Work instruction: Copy each line of the entries below that contains the string "this".

☆ ☆ ☆ ☆

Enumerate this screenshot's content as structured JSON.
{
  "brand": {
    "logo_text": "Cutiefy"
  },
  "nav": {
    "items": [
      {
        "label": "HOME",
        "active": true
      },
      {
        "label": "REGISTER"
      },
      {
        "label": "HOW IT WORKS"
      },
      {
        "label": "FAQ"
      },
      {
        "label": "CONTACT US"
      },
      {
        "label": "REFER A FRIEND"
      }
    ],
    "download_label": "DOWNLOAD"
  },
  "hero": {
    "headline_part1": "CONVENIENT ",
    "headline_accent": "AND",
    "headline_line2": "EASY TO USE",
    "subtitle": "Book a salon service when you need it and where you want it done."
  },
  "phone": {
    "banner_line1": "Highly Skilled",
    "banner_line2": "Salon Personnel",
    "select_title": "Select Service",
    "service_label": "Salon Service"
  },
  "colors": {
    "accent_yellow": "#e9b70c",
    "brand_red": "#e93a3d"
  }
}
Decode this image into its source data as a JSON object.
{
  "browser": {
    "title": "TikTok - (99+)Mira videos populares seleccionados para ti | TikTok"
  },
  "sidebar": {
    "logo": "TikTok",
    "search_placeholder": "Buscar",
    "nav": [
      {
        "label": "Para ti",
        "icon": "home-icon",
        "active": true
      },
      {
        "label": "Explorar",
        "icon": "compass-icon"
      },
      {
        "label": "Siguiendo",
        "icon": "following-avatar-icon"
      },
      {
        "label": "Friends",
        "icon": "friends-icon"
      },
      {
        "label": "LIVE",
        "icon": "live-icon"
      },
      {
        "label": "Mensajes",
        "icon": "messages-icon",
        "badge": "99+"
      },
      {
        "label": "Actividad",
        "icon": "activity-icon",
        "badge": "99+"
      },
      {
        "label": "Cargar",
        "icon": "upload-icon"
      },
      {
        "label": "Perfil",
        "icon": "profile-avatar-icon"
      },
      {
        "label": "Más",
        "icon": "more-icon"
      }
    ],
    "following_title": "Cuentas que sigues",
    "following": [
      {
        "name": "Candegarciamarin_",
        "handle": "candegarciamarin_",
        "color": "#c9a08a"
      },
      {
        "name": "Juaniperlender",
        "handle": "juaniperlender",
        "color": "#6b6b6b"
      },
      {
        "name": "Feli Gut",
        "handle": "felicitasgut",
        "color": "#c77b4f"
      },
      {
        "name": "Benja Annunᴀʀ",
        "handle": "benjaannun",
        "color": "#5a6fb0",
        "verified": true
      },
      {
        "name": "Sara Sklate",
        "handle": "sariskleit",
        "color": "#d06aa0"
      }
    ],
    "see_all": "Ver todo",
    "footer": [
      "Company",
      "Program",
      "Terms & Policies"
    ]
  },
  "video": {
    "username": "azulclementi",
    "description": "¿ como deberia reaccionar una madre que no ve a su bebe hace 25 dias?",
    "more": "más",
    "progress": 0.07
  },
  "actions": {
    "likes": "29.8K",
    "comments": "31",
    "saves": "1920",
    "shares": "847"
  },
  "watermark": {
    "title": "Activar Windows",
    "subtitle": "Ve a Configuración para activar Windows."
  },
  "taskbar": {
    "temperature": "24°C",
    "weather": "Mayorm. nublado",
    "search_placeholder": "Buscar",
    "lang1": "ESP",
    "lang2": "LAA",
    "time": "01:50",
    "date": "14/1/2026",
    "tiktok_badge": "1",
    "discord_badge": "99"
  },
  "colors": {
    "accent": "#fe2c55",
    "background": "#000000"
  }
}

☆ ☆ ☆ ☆

Task result:
Enumerate this screenshot's content as structured JSON.
Decode this image into its source data as a JSON object.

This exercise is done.